Vincent Hayes is global head of family office and international wealth management at BNY Mellon, which serves over 300 families across 38 countries. Hayes discussed with Crain Currency how to engage with younger generations, the role of digital assets in portfolios and the advantage of taking a patient, multigenerational view.
What lessons can you share, particularly about succession issues and generational transfer?
I’ve always been fascinated by families who are able to carry a legacy forward for multiple generations. It could be money, property or family values, but 90% of families are not able to steward wealth beyond the third generation. There’s a saying: “From shirtsleeves to shirtsleeves in three generations.” There needs to be proper education, continued learning and community-building within the family itself. You have to have some form of documentation compiling some standards and values. My grandfather didn’t create a family office, but what he did was this: He was the son of a slave, and during Reconstruction he farmed, opened a grocery store, and was able to secure a plot of land in Alabama. We’ve held onto that land for five generations; we’re very organized around it. It’s continued to be a symbol of entrepreneurship, of freedom and of family togetherness.
A recent report from BNY Mellon discusses the younger generation’s interest in cryptocurrency. How should family offices think about digital assets?
There’s always going to be some new investment that becomes mainstream and that younger generations latch onto. For our family offices, they are approaching crypto markets and the digital-assets space by dipping their toe in the water. Their main focus is on wealth preservation, but they also have a portion of assets to use in ways that are more forward-thinking, more risky. The thing is, there’s not enough education around crypto and digital assets yet. Families want to know the rules and regulations—if you get a key, how that key is protected, and so on. Until they really understand it better, crypto and digital assets are more on the outskirts of our families’ main investments.
Younger generations often ditch their parents’ advisers. How do you make them feel heard and retain them?
We understand that to maintain the relationship with a family for multiple generations, you have to understand who the younger generations are, what their interests are, how they like to connect and the investments they want to make for the future. A massive wealth transition is underway right now—$4 trillion in assets from one generation to the next. The younger generation is starting to make investment decisions and has more of a focus on making an impact, ESG investments and being responsible. They want the return, but they also want to make the world a better place. We also need to be connecting with the younger generation on the platforms they are connecting on as well, meeting our clients where they are.
So will you be doing TikTok dances soon?
I don’t know if that’s gonna be me. But one of my biggest investments is in talent –– investing in retention, but also attracting new talent, the younger generational talent that’s interested in new ways of going about things.
What’s the biggest advantage you have in making investment decisions for the long term?
It’s really embedded in your question––the fact that families have a long-term view. Our families are looking at how to sustain and steward wealth. They put strategies in place and institutionalize processes.
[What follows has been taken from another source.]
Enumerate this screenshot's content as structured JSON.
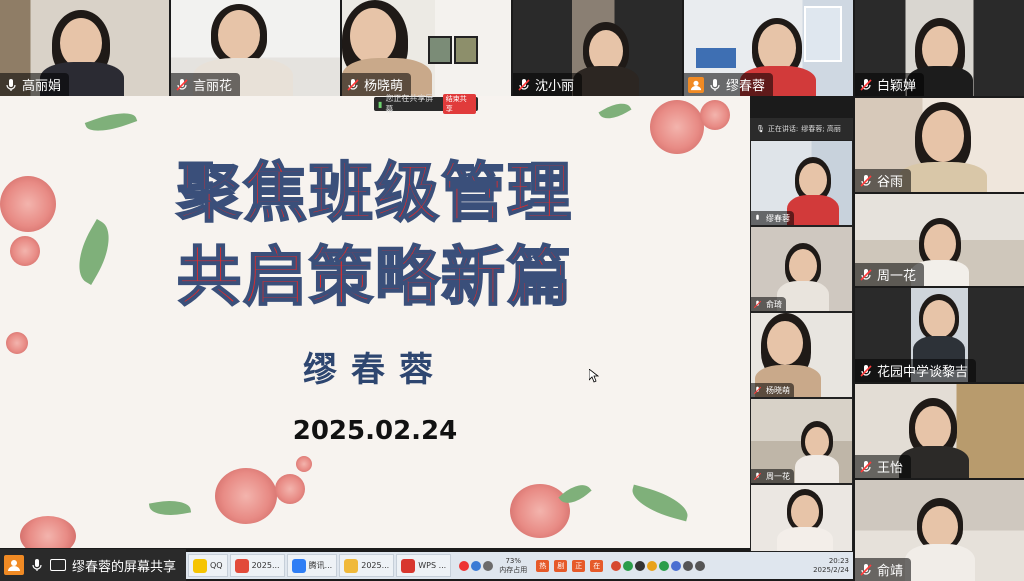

In 2008, a lot of individuals panicked and took money out, whereas most institutions looked at that as an opportunity. If you look at the history of markets over the last 120 years, markets go up. That is the benefit we have: patient capital.
Interview by David Zax, a freelance financial reporter whose work has appeared in Bloomberg CityLab, Entrepreneur Magazine, Fast Company and the New York Times.